Given records =>
-.-.-
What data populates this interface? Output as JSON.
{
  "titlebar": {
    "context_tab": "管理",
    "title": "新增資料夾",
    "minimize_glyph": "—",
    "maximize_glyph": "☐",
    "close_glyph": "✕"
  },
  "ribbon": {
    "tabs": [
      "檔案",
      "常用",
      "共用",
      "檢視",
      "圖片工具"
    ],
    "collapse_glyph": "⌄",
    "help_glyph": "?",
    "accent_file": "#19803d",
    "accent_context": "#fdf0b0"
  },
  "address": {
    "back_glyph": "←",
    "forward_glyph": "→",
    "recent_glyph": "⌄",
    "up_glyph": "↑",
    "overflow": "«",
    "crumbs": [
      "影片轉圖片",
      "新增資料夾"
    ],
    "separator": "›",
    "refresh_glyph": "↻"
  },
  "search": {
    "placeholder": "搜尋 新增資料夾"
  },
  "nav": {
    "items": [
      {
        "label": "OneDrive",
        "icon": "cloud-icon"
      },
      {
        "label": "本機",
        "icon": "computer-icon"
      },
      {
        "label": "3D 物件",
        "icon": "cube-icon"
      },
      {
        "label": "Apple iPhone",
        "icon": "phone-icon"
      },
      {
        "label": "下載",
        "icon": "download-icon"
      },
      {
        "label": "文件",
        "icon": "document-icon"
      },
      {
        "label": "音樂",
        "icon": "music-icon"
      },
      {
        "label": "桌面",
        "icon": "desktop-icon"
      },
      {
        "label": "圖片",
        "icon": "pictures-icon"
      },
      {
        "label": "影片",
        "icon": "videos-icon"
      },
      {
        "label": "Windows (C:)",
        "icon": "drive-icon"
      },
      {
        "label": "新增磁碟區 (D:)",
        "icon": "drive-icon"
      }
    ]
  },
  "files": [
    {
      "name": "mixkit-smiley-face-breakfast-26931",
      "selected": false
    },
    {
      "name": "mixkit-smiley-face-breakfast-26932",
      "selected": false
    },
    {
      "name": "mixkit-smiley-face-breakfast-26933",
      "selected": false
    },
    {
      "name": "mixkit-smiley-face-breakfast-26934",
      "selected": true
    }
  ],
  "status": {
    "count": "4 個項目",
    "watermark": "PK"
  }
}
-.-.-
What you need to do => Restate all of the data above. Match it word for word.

Written response =>
What data populates this interface? Output as JSON.
{
  "titlebar": {
    "context_tab": "管理",
    "title": "新增資料夾",
    "minimize_glyph": "—",
    "maximize_glyph": "☐",
    "close_glyph": "✕"
  },
  "ribbon": {
    "tabs": [
      "檔案",
      "常用",
      "共用",
      "檢視",
      "圖片工具"
    ],
    "collapse_glyph": "⌄",
    "help_glyph": "?",
    "accent_file": "#19803d",
    "accent_context": "#fdf0b0"
  },
  "address": {
    "back_glyph": "←",
    "forward_glyph": "→",
    "recent_glyph": "⌄",
    "up_glyph": "↑",
    "overflow": "«",
    "crumbs": [
      "影片轉圖片",
      "新增資料夾"
    ],
    "separator": "›",
    "refresh_glyph": "↻"
  },
  "search": {
    "placeholder": "搜尋 新增資料夾"
  },
  "nav": {
    "items": [
      {
        "label": "OneDrive",
        "icon": "cloud-icon"
      },
      {
        "label": "本機",
        "icon": "computer-icon"
      },
      {
        "label": "3D 物件",
        "icon": "cube-icon"
      },
      {
        "label": "Apple iPhone",
        "icon": "phone-icon"
      },
      {
        "label": "下載",
        "icon": "download-icon"
      },
      {
        "label": "文件",
        "icon": "document-icon"
      },
      {
        "label": "音樂",
        "icon": "music-icon"
      },
      {
        "label": "桌面",
        "icon": "desktop-icon"
      },
      {
        "label": "圖片",
        "icon": "pictures-icon"
      },
      {
        "label": "影片",
        "icon": "videos-icon"
      },
      {
        "label": "Windows (C:)",
        "icon": "drive-icon"
      },
      {
        "label": "新增磁碟區 (D:)",
        "icon": "drive-icon"
      }
    ]
  },
  "files": [
    {
      "name": "mixkit-smiley-face-breakfast-26931",
      "selected": false
    },
    {
      "name": "mixkit-smiley-face-breakfast-26932",
      "selected": false
    },
    {
      "name": "mixkit-smiley-face-breakfast-26933",
      "selected": false
    },
    {
      "name": "mixkit-smiley-face-breakfast-26934",
      "selected": true
    }
  ],
  "status": {
    "count": "4 個項目",
    "watermark": "PK"
  }
}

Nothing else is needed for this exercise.